While the state of the roof was in decline, it was less a catastrophe than a constant headache.
“For the most part, the leaks have been more annoying than anything,” Dick said. “We did have one rainstorm that caused water to get into our organ loft. That took quite a bit of work to repair. We also had to replace the ceiling in the chancel area (where the choir, organ, and altar are) after a section fell in right at the beginning of the quarantine last year.”
Though the church was the beneficiary of insurance dollars, it also took funding from the church itself.
“Thanks to the good stewardship of our finance committee over the years, our capital fund had sufficient money in it to supplement the insurance so we are able to take care of the property that we have been entrusted with,” Dick said. “Putting off the needed work or only partially addressing it would only leave more for those who come after us to do. Right now, we are at a point where we can do the work and free future generations from worry.”
While funds spent on the restoration work may not be directly spent on community care, the building is part of the church’s mission.
“We don’t own the buildings. They have been entrusted to us for future generations,” Dick said. “We need to do what we can to preserve them. While I understand the discussion about ‘Why spend money on buildings when we could spend it on people?’ I think there is justification for making beautiful church buildings.”
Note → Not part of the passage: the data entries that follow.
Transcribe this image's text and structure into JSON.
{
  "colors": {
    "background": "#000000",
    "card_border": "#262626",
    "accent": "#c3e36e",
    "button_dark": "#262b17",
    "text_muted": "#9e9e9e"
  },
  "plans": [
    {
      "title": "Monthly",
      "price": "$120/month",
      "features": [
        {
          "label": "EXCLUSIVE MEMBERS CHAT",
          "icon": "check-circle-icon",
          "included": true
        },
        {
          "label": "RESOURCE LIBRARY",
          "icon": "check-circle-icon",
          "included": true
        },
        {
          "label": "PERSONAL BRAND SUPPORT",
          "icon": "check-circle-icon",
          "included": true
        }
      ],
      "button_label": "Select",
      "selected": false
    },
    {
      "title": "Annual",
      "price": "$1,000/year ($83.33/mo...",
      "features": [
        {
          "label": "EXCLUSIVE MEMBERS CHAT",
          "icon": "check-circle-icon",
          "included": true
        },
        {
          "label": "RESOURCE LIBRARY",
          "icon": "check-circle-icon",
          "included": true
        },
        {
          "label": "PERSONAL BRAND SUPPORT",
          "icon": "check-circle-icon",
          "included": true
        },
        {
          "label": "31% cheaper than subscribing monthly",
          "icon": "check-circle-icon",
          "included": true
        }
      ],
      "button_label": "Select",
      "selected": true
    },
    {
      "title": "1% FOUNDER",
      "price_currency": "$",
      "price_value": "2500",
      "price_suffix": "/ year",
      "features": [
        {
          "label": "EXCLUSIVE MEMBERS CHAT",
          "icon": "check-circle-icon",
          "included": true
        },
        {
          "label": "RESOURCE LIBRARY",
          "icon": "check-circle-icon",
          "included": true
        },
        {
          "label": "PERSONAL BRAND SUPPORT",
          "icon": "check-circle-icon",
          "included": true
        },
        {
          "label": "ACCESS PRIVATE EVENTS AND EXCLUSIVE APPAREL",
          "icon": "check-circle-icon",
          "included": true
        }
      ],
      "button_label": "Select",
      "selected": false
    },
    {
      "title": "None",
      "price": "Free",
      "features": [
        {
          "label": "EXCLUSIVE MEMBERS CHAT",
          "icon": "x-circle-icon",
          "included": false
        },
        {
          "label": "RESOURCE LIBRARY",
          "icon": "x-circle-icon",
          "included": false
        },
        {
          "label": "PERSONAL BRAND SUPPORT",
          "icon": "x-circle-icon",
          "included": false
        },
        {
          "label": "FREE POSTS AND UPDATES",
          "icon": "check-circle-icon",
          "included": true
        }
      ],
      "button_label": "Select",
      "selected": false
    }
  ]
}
The buildings are more than just pretty structures.
“Churches are consulates for the kingdom of heaven,” Dick said. “A church building is sacramental in that it points to the greater glory of God. Not every church needs a beautiful building or even a building — the church is the people, after all — but if a church already has one, built by those who came before, there is a justification for good stewardship.”
While the church building is not the church, buildings of all kinds can be differently important to the congregants.
“The essence of the Episcopal Church is that folks can do church in different ways,” Dick said. “Some folks feel closer to God meeting in a rented space. Others prefer cathedrals. Some people like praise bands and smoke machines at the services; others, organs and incense. What is important is not how we worship, but who we worship. In our case, we don’t have to make a choice between people and buildings.”
While the work was going on to repair the building, the church continued its long-standing mission of community support.
The recently completed Harvest Bazaar raises thousands of dollars each year that go completely to outreach, and the Annis’ Children ministry is making a difference in the foster care system in Washington County.
“This year alone, AC is providing Christmas presents for 60 foster children and providing food and household supplies for an additional 30 families and their 73 children,” Dick said. “The same stewardship that makes repairs to our building possible also provides funds for our outreach ministries.”
The church’s physical plant is under the charge of a member called the Junior Ward. Currently, Brad Jones holds the position.
“Brad has done an incredible job shepherding both this project and our previous ceiling project. He has pulled together all kinds of contractors and specialists to make some really intricate projects happen in a smooth and professional way,” Dick said. “From dealing with insurance adjusters to the scaffolding guys, Brad has done a great job in caring for our assets at St. James.”
St. James’ parish was established in the 1800s. The current building was built in 1950 in response to the growing number of members. The education building that currently houses St. James’ Day School was built in the 1960s to house Sunday School classes.